Write out every record below exactly as it appears, omitting the pictures.

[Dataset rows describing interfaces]
──────────

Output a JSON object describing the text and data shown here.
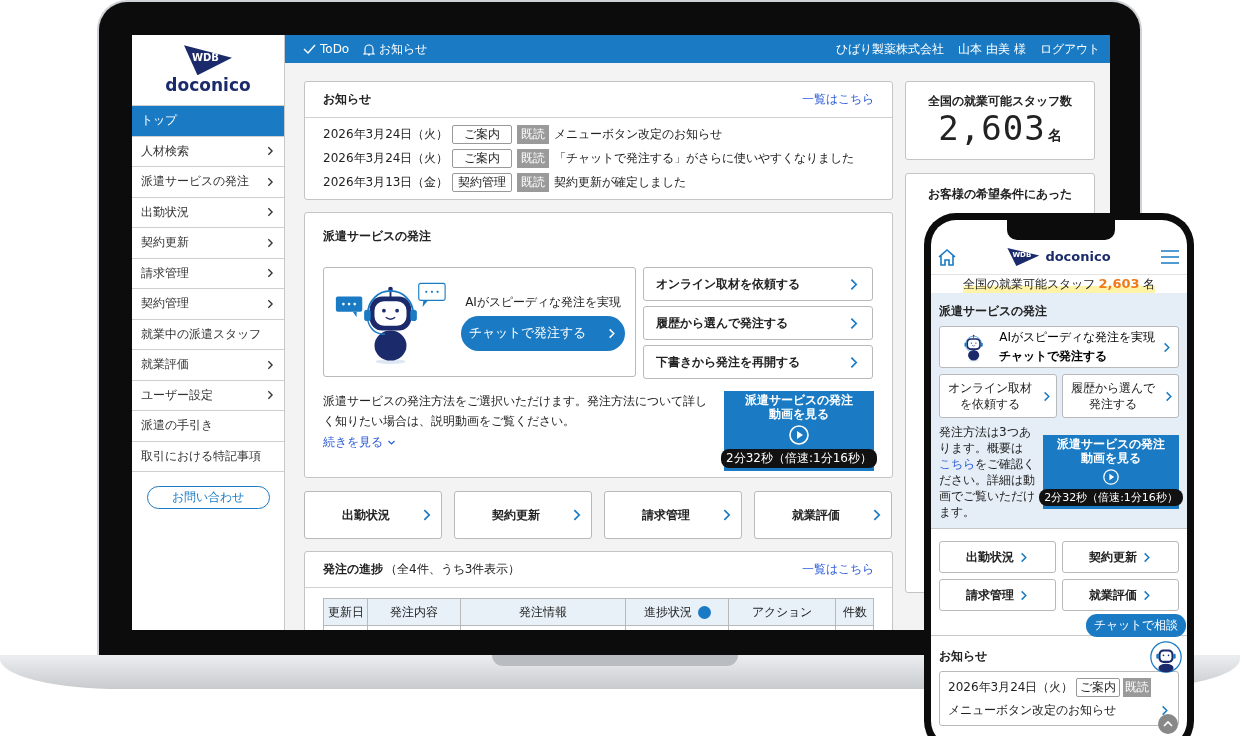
{
  "laptop": {
    "sidebar": {
      "logo": {
        "badge": "WDB",
        "wordmark": "doconico"
      },
      "items": [
        {
          "label": "トップ",
          "selected": true,
          "has_submenu": false
        },
        {
          "label": "人材検索",
          "selected": false,
          "has_submenu": true
        },
        {
          "label": "派遣サービスの発注",
          "selected": false,
          "has_submenu": true
        },
        {
          "label": "出勤状況",
          "selected": false,
          "has_submenu": true
        },
        {
          "label": "契約更新",
          "selected": false,
          "has_submenu": true
        },
        {
          "label": "請求管理",
          "selected": false,
          "has_submenu": true
        },
        {
          "label": "契約管理",
          "selected": false,
          "has_submenu": true
        },
        {
          "label": "就業中の派遣スタッフ",
          "selected": false,
          "has_submenu": false
        },
        {
          "label": "就業評価",
          "selected": false,
          "has_submenu": true
        },
        {
          "label": "ユーザー設定",
          "selected": false,
          "has_submenu": true
        },
        {
          "label": "派遣の手引き",
          "selected": false,
          "has_submenu": false
        },
        {
          "label": "取引における特記事項",
          "selected": false,
          "has_submenu": false
        }
      ],
      "contact_button": "お問い合わせ"
    },
    "topbar": {
      "links": [
        {
          "kind": "todo",
          "label": "ToDo"
        },
        {
          "kind": "notice",
          "label": "お知らせ"
        }
      ],
      "company": "ひばり製薬株式会社",
      "user": "山本 由美 様",
      "logout": "ログアウト"
    },
    "notices": {
      "title": "お知らせ",
      "link": "一覧はこちら",
      "rows": [
        {
          "date": "2026年3月24日（火）",
          "tag": "ご案内",
          "read_badge": "既読",
          "title": "メニューボタン改定のお知らせ"
        },
        {
          "date": "2026年3月24日（火）",
          "tag": "ご案内",
          "read_badge": "既読",
          "title": "「チャットで発注する」がさらに使いやすくなりました"
        },
        {
          "date": "2026年3月13日（金）",
          "tag": "契約管理",
          "read_badge": "既読",
          "title": "契約更新が確定しました"
        }
      ]
    },
    "order_service": {
      "title": "派遣サービスの発注",
      "chat_promo": {
        "caption": "AIがスピーディな発注を実現",
        "button": "チャットで発注する"
      },
      "options": [
        "オンライン取材を依頼する",
        "履歴から選んで発注する",
        "下書きから発注を再開する"
      ],
      "description": "派遣サービスの発注方法をご選択いただけます。発注方法について詳しく知りたい場合は、説明動画をご覧ください。",
      "more_link": "続きを見る",
      "video": {
        "title_lines": [
          "派遣サービスの発注",
          "動画を見る"
        ],
        "duration": "2分32秒（倍速:1分16秒）"
      }
    },
    "quick_links": [
      "出勤状況",
      "契約更新",
      "請求管理",
      "就業評価"
    ],
    "progress": {
      "title": "発注の進捗",
      "count": "（全4件、うち3件表示）",
      "link": "一覧はこちら",
      "columns": [
        {
          "label": "更新日",
          "help": false
        },
        {
          "label": "発注内容",
          "help": false
        },
        {
          "label": "発注情報",
          "help": false
        },
        {
          "label": "進捗状況",
          "help": true
        },
        {
          "label": "アクション",
          "help": false
        },
        {
          "label": "件数",
          "help": false
        }
      ]
    },
    "staff_count": {
      "label": "全国の就業可能スタッフ数",
      "number": "2,603",
      "unit": "名"
    },
    "proposal": {
      "title": "お客様の希望条件にあった"
    }
  },
  "phone": {
    "logo": {
      "badge": "WDB",
      "wordmark": "doconico"
    },
    "banner": {
      "label": "全国の就業可能スタッフ",
      "number": "2,603",
      "unit": "名"
    },
    "order_service": {
      "title": "派遣サービスの発注",
      "chat_button": {
        "caption": "AIがスピーディな発注を実現",
        "label": "チャットで発注する"
      },
      "options": [
        "オンライン取材を依頼する",
        "履歴から選んで発注する"
      ],
      "description": {
        "before": "発注方法は3つあります。概要は",
        "link": "こちら",
        "after": "をご確認ください。詳細は動画でご覧いただけます。"
      },
      "video": {
        "title_lines": [
          "派遣サービスの発注",
          "動画を見る"
        ],
        "duration": "2分32秒（倍速:1分16秒）"
      }
    },
    "quick_links": [
      "出勤状況",
      "契約更新",
      "請求管理",
      "就業評価"
    ],
    "notices": {
      "title": "お知らせ",
      "rows": [
        {
          "date": "2026年3月24日（火）",
          "tag": "ご案内",
          "read_badge": "既読",
          "title": "メニューボタン改定のお知らせ"
        }
      ]
    },
    "chat_bubble": "チャットで相談"
  }
}
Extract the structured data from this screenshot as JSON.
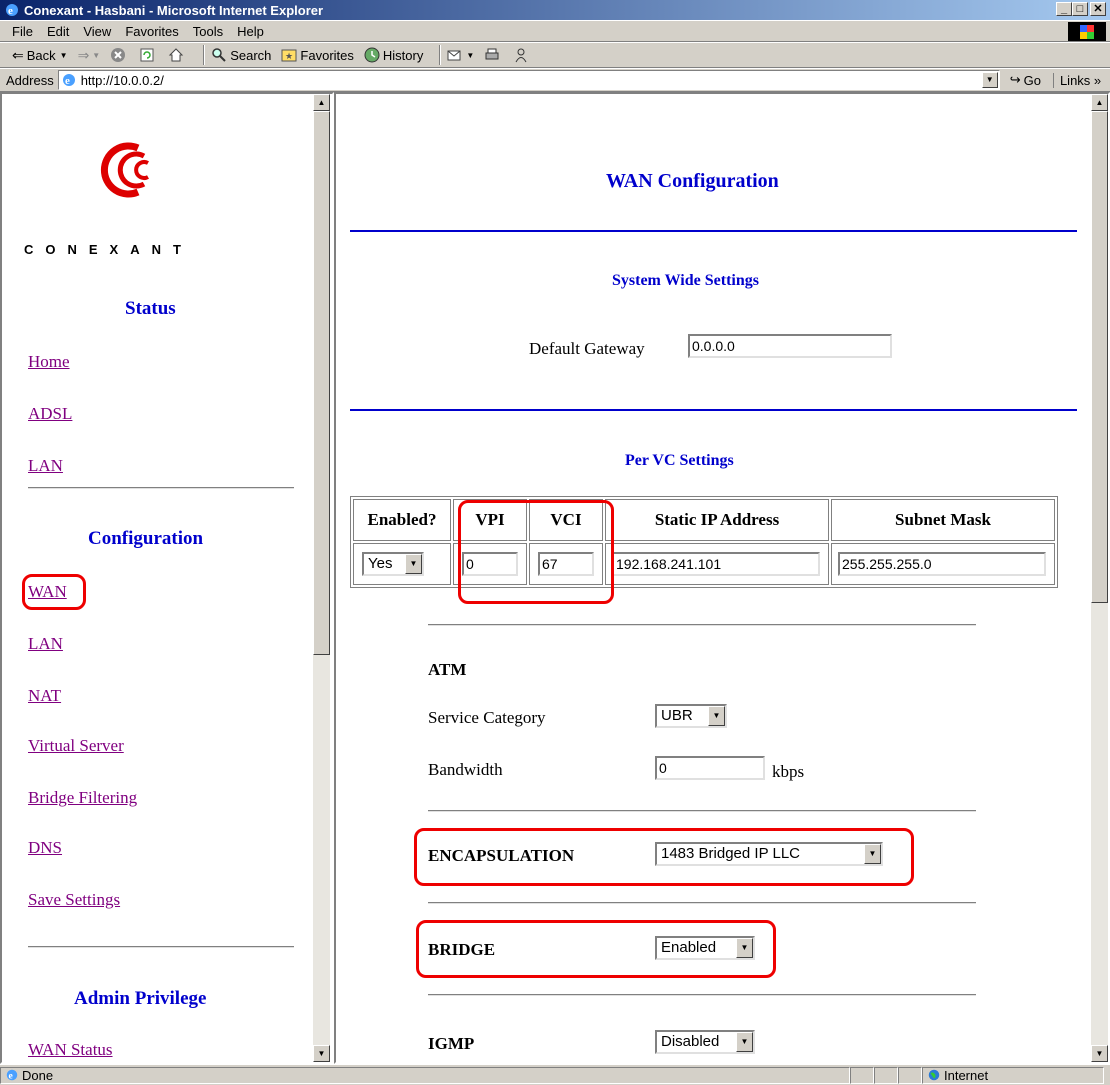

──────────

» **Result below**:
Output a JSON object describing the text and data shown here.
{
  "laptop": {
    "sidebar": {
      "logo": {
        "badge": "WDB",
        "wordmark": "doconico"
      },
      "items": [
        {
          "label": "トップ",
          "selected": true,
          "has_submenu": false
        },
        {
          "label": "人材検索",
          "selected": false,
          "has_submenu": true
        },
        {
          "label": "派遣サービスの発注",
          "selected": false,
          "has_submenu": true
        },
        {
          "label": "出勤状況",
          "selected": false,
          "has_submenu": true
        },
        {
          "label": "契約更新",
          "selected": false,
          "has_submenu": true
        },
        {
          "label": "請求管理",
          "selected": false,
          "has_submenu": true
        },
        {
          "label": "契約管理",
          "selected": false,
          "has_submenu": true
        },
        {
          "label": "就業中の派遣スタッフ",
          "selected": false,
          "has_submenu": false
        },
        {
          "label": "就業評価",
          "selected": false,
          "has_submenu": true
        },
        {
          "label": "ユーザー設定",
          "selected": false,
          "has_submenu": true
        },
        {
          "label": "派遣の手引き",
          "selected": false,
          "has_submenu": false
        },
        {
          "label": "取引における特記事項",
          "selected": false,
          "has_submenu": false
        }
      ],
      "contact_button": "お問い合わせ"
    },
    "topbar": {
      "links": [
        {
          "kind": "todo",
          "label": "ToDo"
        },
        {
          "kind": "notice",
          "label": "お知らせ"
        }
      ],
      "company": "ひばり製薬株式会社",
      "user": "山本 由美 様",
      "logout": "ログアウト"
    },
    "notices": {
      "title": "お知らせ",
      "link": "一覧はこちら",
      "rows": [
        {
          "date": "2026年3月24日（火）",
          "tag": "ご案内",
          "read_badge": "既読",
          "title": "メニューボタン改定のお知らせ"
        },
        {
          "date": "2026年3月24日（火）",
          "tag": "ご案内",
          "read_badge": "既読",
          "title": "「チャットで発注する」がさらに使いやすくなりました"
        },
        {
          "date": "2026年3月13日（金）",
          "tag": "契約管理",
          "read_badge": "既読",
          "title": "契約更新が確定しました"
        }
      ]
    },
    "order_service": {
      "title": "派遣サービスの発注",
      "chat_promo": {
        "caption": "AIがスピーディな発注を実現",
        "button": "チャットで発注する"
      },
      "options": [
        "オンライン取材を依頼する",
        "履歴から選んで発注する",
        "下書きから発注を再開する"
      ],
      "description": "派遣サービスの発注方法をご選択いただけます。発注方法について詳しく知りたい場合は、説明動画をご覧ください。",
      "more_link": "続きを見る",
      "video": {
        "title_lines": [
          "派遣サービスの発注",
          "動画を見る"
        ],
        "duration": "2分32秒（倍速:1分16秒）"
      }
    },
    "quick_links": [
      "出勤状況",
      "契約更新",
      "請求管理",
      "就業評価"
    ],
    "progress": {
      "title": "発注の進捗",
      "count": "（全4件、うち3件表示）",
      "link": "一覧はこちら",
      "columns": [
        {
          "label": "更新日",
          "help": false
        },
        {
          "label": "発注内容",
          "help": false
        },
        {
          "label": "発注情報",
          "help": false
        },
        {
          "label": "進捗状況",
          "help": true
        },
        {
          "label": "アクション",
          "help": false
        },
        {
          "label": "件数",
          "help": false
        }
      ]
    },
    "staff_count": {
      "label": "全国の就業可能スタッフ数",
      "number": "2,603",
      "unit": "名"
    },
    "proposal": {
      "title": "お客様の希望条件にあった"
    }
  },
  "phone": {
    "logo": {
      "badge": "WDB",
      "wordmark": "doconico"
    },
    "banner": {
      "label": "全国の就業可能スタッフ",
      "number": "2,603",
      "unit": "名"
    },
    "order_service": {
      "title": "派遣サービスの発注",
      "chat_button": {
        "caption": "AIがスピーディな発注を実現",
        "label": "チャットで発注する"
      },
      "options": [
        "オンライン取材を依頼する",
        "履歴から選んで発注する"
      ],
      "description": {
        "before": "発注方法は3つあります。概要は",
        "link": "こちら",
        "after": "をご確認ください。詳細は動画でご覧いただけます。"
      },
      "video": {
        "title_lines": [
          "派遣サービスの発注",
          "動画を見る"
        ],
        "duration": "2分32秒（倍速:1分16秒）"
      }
    },
    "quick_links": [
      "出勤状況",
      "契約更新",
      "請求管理",
      "就業評価"
    ],
    "notices": {
      "title": "お知らせ",
      "rows": [
        {
          "date": "2026年3月24日（火）",
          "tag": "ご案内",
          "read_badge": "既読",
          "title": "メニューボタン改定のお知らせ"
        }
      ]
    },
    "chat_bubble": "チャットで相談"
  }
}
Extract the structured data from this screenshot as JSON.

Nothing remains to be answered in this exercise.